Element data from apps and pages

BEGIN

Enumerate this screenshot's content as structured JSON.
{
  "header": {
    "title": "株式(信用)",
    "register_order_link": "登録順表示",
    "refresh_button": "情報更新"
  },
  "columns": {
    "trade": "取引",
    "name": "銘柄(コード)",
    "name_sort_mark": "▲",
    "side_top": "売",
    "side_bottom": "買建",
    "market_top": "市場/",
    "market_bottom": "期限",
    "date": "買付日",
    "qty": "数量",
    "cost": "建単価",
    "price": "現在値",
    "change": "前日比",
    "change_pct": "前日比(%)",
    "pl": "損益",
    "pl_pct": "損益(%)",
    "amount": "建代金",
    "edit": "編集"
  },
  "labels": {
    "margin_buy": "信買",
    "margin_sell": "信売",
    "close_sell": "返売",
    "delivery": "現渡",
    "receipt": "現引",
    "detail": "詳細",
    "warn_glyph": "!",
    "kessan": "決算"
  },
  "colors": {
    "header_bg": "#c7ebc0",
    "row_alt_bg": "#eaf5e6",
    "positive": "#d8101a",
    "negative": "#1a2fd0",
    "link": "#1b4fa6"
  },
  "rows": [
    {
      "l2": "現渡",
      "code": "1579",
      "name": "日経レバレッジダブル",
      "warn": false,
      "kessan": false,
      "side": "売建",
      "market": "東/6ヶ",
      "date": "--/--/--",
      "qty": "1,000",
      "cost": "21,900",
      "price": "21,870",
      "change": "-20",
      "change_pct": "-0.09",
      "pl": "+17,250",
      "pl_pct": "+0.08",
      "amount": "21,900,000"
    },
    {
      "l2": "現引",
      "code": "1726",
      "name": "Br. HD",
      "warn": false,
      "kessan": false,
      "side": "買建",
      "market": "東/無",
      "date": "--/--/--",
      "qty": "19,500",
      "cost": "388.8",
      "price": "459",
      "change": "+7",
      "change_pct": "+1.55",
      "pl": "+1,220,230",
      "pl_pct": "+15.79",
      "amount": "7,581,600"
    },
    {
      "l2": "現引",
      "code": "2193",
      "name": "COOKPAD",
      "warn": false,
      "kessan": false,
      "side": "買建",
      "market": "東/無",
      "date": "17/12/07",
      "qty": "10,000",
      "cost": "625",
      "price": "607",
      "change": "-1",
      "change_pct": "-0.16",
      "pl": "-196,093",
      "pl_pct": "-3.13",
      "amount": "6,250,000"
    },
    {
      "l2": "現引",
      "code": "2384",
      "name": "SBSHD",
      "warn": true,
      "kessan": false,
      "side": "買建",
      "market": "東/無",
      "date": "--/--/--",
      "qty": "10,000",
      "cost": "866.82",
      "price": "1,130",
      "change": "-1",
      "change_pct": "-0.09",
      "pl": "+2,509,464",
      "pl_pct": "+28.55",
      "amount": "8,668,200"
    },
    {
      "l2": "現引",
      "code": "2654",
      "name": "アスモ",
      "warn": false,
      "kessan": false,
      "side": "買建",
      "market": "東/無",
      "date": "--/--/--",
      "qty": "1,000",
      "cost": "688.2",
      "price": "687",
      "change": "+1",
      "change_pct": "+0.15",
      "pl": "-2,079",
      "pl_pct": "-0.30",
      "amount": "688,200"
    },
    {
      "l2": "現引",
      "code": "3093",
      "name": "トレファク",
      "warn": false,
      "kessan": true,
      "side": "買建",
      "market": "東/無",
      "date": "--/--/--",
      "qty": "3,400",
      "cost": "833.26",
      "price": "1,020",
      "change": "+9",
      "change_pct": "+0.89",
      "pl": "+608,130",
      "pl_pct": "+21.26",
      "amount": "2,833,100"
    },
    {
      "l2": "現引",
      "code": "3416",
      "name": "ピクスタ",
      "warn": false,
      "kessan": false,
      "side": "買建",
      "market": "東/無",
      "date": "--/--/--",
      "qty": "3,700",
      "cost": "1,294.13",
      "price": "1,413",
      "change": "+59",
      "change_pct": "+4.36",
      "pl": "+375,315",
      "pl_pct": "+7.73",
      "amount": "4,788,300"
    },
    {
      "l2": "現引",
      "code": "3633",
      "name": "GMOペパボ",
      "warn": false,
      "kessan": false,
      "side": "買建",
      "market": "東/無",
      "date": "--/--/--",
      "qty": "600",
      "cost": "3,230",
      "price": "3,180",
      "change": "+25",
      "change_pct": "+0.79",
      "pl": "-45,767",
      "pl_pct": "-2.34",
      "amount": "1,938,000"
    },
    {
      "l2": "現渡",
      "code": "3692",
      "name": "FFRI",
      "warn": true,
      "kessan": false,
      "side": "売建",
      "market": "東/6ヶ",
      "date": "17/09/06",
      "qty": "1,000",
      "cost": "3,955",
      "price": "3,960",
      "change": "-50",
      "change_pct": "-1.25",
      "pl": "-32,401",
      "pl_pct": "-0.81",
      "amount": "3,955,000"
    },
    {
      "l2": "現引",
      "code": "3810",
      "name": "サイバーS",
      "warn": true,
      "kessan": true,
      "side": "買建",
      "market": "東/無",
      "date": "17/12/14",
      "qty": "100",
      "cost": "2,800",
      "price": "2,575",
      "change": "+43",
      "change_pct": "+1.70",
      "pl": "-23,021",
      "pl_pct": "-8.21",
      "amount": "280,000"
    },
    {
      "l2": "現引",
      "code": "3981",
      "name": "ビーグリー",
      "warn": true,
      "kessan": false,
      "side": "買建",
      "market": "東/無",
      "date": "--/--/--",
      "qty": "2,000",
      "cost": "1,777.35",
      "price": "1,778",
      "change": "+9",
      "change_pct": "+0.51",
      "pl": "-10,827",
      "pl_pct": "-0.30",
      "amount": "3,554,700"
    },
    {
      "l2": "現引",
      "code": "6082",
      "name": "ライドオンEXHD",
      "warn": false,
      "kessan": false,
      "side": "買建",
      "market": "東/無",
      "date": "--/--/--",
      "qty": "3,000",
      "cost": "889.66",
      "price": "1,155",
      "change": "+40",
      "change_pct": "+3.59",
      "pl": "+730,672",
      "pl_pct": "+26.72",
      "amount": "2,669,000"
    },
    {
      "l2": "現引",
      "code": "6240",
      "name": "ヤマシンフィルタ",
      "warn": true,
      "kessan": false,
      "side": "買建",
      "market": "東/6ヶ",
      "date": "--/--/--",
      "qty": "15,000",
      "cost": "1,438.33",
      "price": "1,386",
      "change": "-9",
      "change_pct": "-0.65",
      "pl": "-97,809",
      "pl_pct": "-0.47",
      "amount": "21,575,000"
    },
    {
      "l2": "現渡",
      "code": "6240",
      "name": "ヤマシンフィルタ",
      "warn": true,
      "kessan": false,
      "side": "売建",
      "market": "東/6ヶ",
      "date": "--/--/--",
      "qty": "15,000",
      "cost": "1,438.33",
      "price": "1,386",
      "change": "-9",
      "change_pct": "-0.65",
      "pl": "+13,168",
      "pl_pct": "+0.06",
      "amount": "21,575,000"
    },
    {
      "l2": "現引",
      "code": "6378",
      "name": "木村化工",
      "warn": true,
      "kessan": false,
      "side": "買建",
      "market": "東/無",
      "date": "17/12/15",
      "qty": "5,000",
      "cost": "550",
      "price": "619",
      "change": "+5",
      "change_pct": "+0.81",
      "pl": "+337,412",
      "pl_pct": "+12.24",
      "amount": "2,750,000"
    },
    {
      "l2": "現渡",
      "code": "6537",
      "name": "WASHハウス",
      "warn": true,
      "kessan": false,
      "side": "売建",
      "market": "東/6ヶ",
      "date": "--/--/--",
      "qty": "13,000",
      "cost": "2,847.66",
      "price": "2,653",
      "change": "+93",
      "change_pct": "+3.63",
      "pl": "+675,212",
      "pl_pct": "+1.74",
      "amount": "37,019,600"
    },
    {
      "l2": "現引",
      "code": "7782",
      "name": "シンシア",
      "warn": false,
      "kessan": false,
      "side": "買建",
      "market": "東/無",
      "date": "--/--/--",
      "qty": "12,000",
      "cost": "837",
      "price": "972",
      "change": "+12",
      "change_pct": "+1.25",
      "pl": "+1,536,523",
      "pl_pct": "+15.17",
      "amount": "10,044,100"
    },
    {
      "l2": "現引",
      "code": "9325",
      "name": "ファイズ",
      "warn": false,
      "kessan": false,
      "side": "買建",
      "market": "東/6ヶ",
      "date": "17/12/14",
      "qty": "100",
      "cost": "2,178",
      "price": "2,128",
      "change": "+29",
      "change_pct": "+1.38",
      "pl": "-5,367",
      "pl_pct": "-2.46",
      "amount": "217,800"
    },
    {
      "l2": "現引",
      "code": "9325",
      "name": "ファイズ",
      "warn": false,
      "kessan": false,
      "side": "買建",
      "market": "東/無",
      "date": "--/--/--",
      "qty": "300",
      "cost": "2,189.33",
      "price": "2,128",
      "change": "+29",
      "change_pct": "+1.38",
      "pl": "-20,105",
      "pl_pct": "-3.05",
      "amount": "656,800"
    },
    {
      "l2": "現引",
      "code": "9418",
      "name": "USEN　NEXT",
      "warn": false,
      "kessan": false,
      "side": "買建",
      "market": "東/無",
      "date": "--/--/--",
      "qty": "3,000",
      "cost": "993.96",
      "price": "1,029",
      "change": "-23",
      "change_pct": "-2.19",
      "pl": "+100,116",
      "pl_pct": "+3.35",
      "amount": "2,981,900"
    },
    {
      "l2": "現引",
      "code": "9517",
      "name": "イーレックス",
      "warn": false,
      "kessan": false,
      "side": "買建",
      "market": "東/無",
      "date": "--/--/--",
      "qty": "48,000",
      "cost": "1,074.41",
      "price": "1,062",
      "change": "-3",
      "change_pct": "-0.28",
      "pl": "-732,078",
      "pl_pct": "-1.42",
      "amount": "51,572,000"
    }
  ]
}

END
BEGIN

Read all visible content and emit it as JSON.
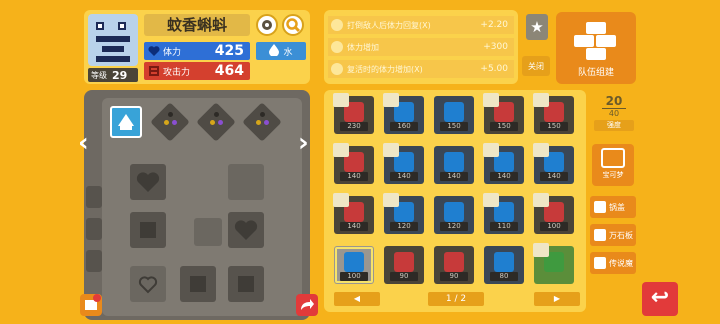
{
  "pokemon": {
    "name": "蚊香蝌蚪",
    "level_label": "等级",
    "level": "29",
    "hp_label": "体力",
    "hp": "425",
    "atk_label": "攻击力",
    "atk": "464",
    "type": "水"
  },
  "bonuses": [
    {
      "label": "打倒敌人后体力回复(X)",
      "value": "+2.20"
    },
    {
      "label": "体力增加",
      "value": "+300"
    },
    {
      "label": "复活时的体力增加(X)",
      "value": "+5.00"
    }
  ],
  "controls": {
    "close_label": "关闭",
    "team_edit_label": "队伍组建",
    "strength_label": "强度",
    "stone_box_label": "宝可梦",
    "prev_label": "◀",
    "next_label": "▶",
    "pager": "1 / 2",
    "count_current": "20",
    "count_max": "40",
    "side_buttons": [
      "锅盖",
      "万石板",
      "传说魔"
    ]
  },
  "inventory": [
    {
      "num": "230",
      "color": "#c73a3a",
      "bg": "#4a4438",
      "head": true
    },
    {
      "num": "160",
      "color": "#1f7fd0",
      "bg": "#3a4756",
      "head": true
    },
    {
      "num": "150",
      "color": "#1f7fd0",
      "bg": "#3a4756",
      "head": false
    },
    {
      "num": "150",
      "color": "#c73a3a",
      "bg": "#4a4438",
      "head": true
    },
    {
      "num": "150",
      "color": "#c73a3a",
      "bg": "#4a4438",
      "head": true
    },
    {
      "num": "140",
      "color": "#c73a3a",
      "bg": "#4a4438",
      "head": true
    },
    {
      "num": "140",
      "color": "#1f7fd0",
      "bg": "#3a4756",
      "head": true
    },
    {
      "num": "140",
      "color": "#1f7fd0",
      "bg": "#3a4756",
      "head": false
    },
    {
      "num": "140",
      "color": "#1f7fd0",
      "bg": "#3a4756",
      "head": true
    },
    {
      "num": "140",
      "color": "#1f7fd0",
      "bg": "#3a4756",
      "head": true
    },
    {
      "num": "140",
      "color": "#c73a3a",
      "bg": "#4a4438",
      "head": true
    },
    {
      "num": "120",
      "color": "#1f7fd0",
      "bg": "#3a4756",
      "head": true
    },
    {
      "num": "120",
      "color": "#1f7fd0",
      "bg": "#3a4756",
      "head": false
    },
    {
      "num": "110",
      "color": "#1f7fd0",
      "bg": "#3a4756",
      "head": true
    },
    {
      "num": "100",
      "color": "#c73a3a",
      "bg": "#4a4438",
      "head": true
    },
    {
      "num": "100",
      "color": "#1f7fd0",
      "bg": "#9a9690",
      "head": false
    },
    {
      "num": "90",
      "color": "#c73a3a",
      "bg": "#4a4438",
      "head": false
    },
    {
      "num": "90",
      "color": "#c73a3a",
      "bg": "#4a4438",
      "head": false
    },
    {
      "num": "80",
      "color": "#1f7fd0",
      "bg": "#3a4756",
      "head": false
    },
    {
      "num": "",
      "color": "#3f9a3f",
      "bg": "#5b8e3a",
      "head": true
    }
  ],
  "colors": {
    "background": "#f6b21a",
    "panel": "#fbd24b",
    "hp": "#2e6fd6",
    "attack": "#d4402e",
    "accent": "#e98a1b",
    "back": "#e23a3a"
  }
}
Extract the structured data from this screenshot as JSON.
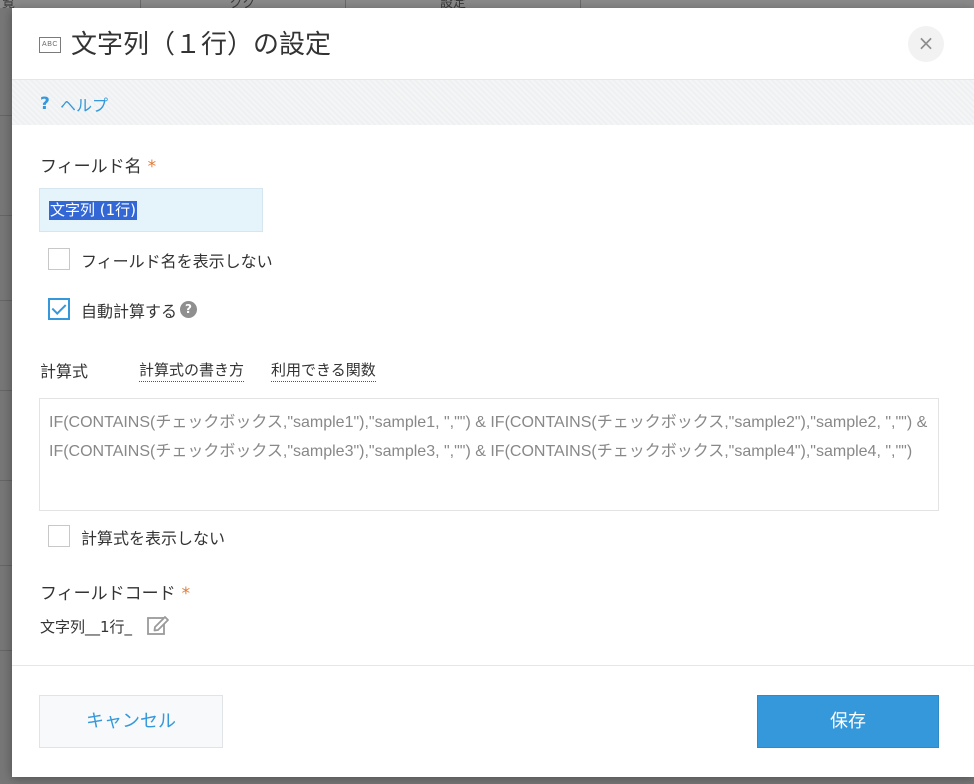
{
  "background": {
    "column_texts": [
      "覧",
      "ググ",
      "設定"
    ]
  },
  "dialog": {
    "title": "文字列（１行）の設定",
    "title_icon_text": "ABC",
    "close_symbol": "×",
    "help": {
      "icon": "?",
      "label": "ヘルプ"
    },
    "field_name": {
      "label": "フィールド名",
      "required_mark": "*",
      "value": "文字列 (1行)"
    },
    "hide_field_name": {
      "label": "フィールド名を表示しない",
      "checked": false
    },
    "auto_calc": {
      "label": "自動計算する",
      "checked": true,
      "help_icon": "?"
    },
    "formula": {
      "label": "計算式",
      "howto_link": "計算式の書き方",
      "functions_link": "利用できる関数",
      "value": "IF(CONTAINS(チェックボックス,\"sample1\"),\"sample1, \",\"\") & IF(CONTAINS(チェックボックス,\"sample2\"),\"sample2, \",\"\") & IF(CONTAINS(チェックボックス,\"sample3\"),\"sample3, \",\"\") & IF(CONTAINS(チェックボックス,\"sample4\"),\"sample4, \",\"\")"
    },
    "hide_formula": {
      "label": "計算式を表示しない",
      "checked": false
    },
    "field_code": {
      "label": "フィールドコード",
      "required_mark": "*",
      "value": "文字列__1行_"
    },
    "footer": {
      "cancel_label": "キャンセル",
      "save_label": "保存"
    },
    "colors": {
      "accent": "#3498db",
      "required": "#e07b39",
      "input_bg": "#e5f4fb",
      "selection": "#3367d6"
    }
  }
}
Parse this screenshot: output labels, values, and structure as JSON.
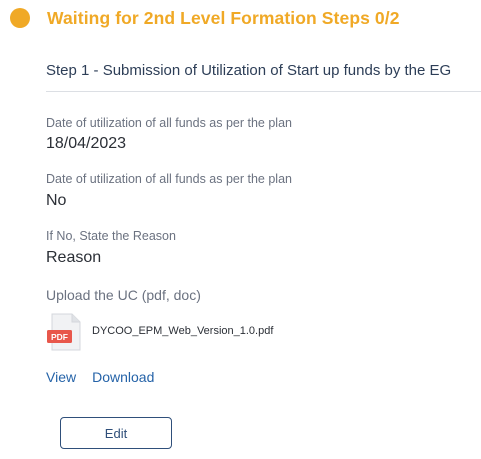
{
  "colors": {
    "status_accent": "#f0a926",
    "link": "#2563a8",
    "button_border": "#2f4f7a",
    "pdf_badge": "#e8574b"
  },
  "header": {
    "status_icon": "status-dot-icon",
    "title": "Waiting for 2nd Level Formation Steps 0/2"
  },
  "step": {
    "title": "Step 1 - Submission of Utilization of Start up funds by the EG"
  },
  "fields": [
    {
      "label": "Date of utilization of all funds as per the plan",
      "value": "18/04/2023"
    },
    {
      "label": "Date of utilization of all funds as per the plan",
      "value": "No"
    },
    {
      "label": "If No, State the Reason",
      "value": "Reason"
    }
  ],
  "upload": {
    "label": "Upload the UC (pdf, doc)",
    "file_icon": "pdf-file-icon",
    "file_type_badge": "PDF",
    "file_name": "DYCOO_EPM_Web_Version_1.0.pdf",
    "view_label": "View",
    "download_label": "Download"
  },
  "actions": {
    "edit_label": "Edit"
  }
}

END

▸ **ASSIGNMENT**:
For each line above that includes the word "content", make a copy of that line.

▸ **REPLY**:
Enumerate this screenshot's content as structured JSON.
Read all visible content and emit it as JSON.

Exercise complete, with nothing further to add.